LONDON, England - Simona Halep and Agnieszka Radwanska will be our finalists if the seeds hold up - and you're watching highlights from their last meeting above - but there are a whole lot of players who are hoping to break that final up. Read up about all of them - plus all kinds of stats - right here!
1) For the second straight Grand Slam, Serena and Li's early losses have made history.
As the Top 2 seeds at the French Open, Serena Williams and Li Na were both out in the first two rounds - the first time the Top 2 seeds have lost that early at a Grand Slam in the Open Era. And now this is the first time in the Open Era that the Top 2 seeds have lost in the first week of Wimbledon (they both lost third round - Alizé Cornet beat Williams and Barbora Zahlavova Strycova beat Li).
2) Usually at this stage we're down to the last 16, but we're actually down to the last 18.
All 16 third round matches were supposed to be completed on Friday and Saturday, but due to a combination of rain and eventually darkness on Saturday, 14 were completed - the last two matches, between Ana Ivanovic and Sabine Lisicki (with Lisicki leading 6-4, 1-1) and Madison Keys and Yaroslava Shvedova (with Shvedova leading 7-6(7), 6-6) will be completed early on Monday.
3) Ivanovic is trying to become the first player to 40 WTA-level match wins today.
Ana Ivanovic is already the WTA's match win leader with 39 (Carla Suárez Navarro is next with 36) and today she's going for 40. She's actually only ever got to 40 in a season twice before in her career - 2007 (she got to 40 in August and finished at 51) and 2013 (her last win over the year was her 40th).
4) Halep is the highest seed in the second week - again.
At No.3, Simona Halep is the highest seed remaining going into the second week here.

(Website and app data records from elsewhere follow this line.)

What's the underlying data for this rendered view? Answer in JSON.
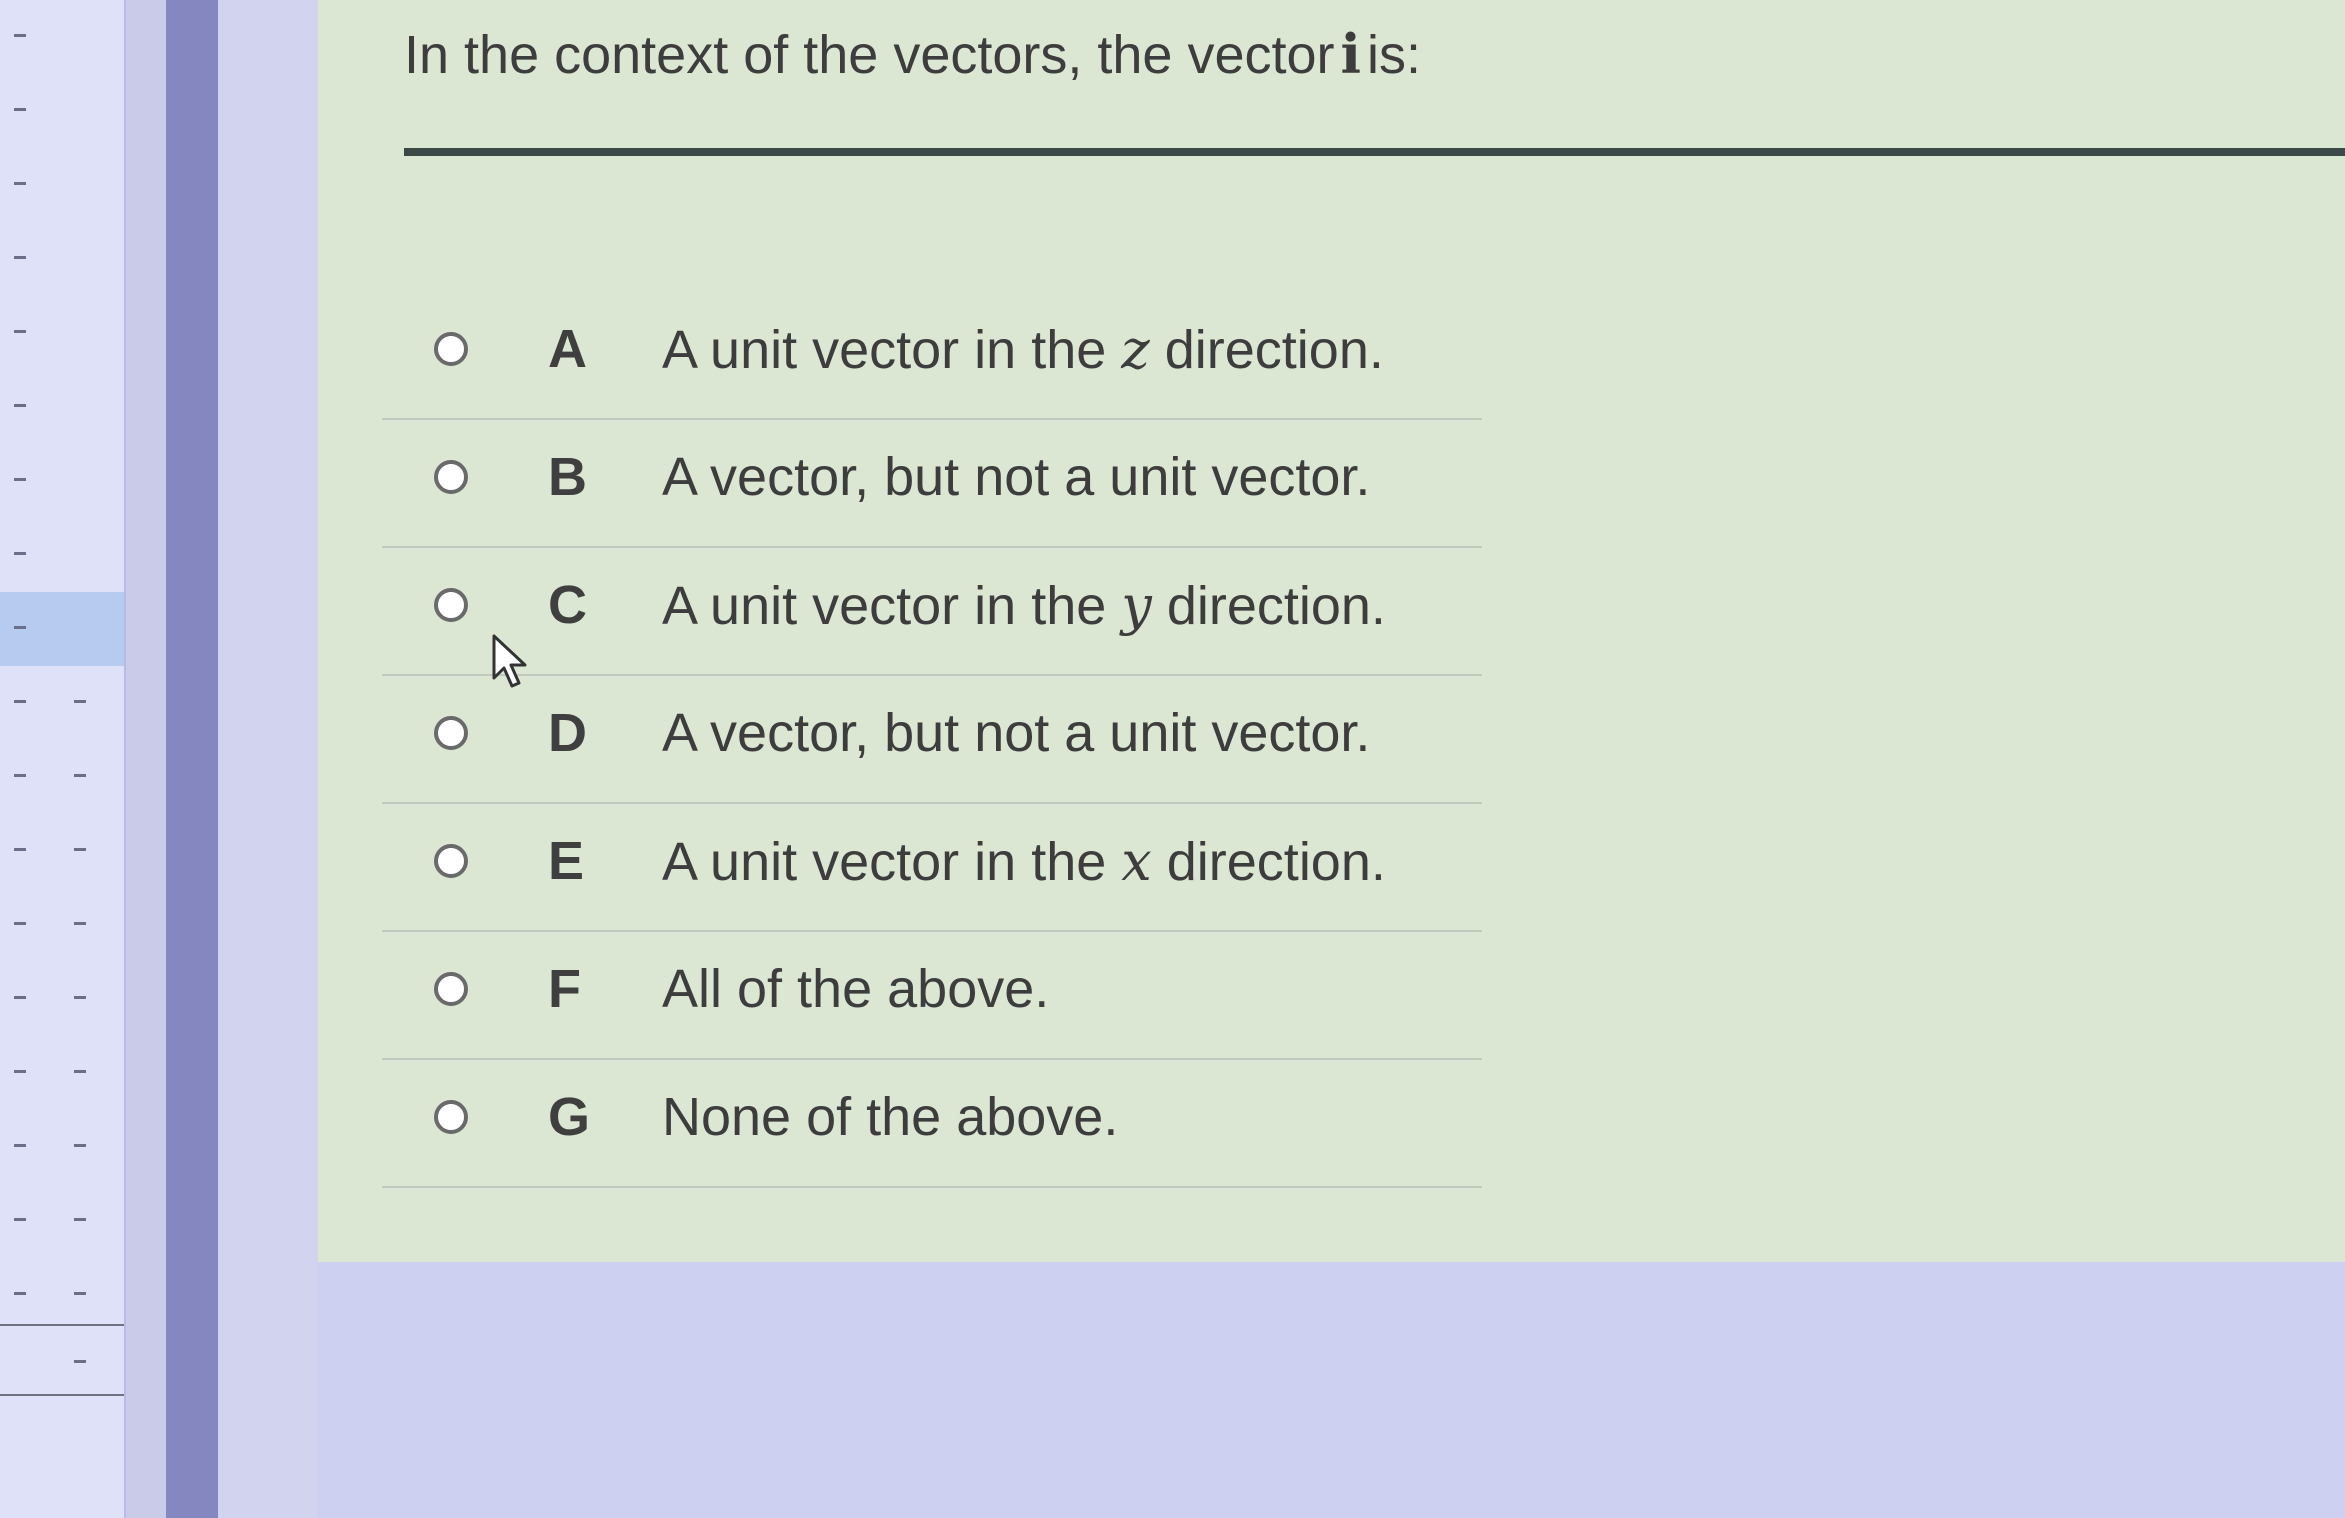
{
  "question": {
    "prefix": "In the context of the vectors, the vector",
    "symbol": "i",
    "suffix": "is:"
  },
  "options": [
    {
      "letter": "A",
      "text_before": "A unit vector in the",
      "math": "z",
      "text_after": "direction."
    },
    {
      "letter": "B",
      "text_before": "A vector, but not a unit vector.",
      "math": "",
      "text_after": ""
    },
    {
      "letter": "C",
      "text_before": "A unit vector in the",
      "math": "y",
      "text_after": "direction."
    },
    {
      "letter": "D",
      "text_before": "A vector, but not a unit vector.",
      "math": "",
      "text_after": ""
    },
    {
      "letter": "E",
      "text_before": "A unit vector in the",
      "math": "x",
      "text_after": "direction."
    },
    {
      "letter": "F",
      "text_before": "All of the above.",
      "math": "",
      "text_after": ""
    },
    {
      "letter": "G",
      "text_before": "None of the above.",
      "math": "",
      "text_after": ""
    }
  ],
  "colors": {
    "card_background": "#dbe6d3",
    "page_background": "#c9cbe9",
    "sidebar_background": "#dfe1f8",
    "sidebar_accent": "#8587c1",
    "title_rule": "#3c4a45"
  },
  "icons": {
    "radio": "radio-button-icon",
    "cursor": "mouse-pointer-icon"
  }
}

It was the same situation at the French Open, where she was the No.4 seed (and the Top 3 seeds all lost first week).
5) Radwanska, the No.4 seed, might be in trouble in the fourth round.
Though this is her best Grand Slam - the only one she has been to the finals of, and the only one she has been to the semifinals or better of more than once - Agnieszka Radwanska has a very tough assignment on Monday, taking on the No.22 seed, Ekaterina Makarova. Not only is Radwanska a surprisingly close-to-even 25-19 against left-handers in her career (.568) compared to an impressive 364-148 against right-handers (.711), but she actually lost her last meeting to Makarova in straight sets, and at this stage of a Grand Slam too (in the fourth round of last year's US Open, 6-4, 6-4).
6) Sharapova has no points to defend the rest of the year.
By winning her second round match here, Maria Sharapova did one better than she did last year - she lost second round here last year and didn't win any matches the rest of the year (read more here).
7) The Czechs are having an historic tournament.
With Petra Kvitova, Lucie Safarova, Barbora Zahlavova Strycova and Tereza Smitkova all through to the fourth round, this is the first time in the Open Era that four women from the Czech Republic are in the second week of a Grand Slam. Zahlavova Strycova and Smitkova are in the second week of a Grand Slam for the first time - for Zahlavova Strycova it's her 33rd Grand Slam, Smitkova her first.
8) Wozniacki is trying to complete her Grand Slam quarterfinal set.
Caroline Wozniacki's shining junior moment came at Wimbledon, so why is this the only one she hasn't reached the quarterfinals of as a pro? Well, the wait might almost be over - read more here.
9) Peng could make some history of her own.
Peng Shuai is in her 36th career Grand Slam and is going for her first quarterfinal - if she does it, only three other women in the Open Era have taken longer to reach their first Grand Slam quarterfinal (Tamarine Tanasugarn 45, Silvia Farina Elia 44, Nathalie Dechy 37 - Judith Wiesner also 36).
10) Who is Smitkova?
Tereza Smitkova might be one of the most unlikeliest players to reach the second week of a Grand Slam in a while. Not only did she come into Wimbledon having only played two WTA main draws before this, falling first round at one and reaching the second round of the other, but she also had to make it through qualifying here and win three main draw matches to get here - she saved two match points against Bojana Jovanovski in the last round too. And at No.175 in the world, if the Czech teen is to make the quarterfinals, she would be the lowest-ranked Wimbledon quarterfinalist in the Open Era.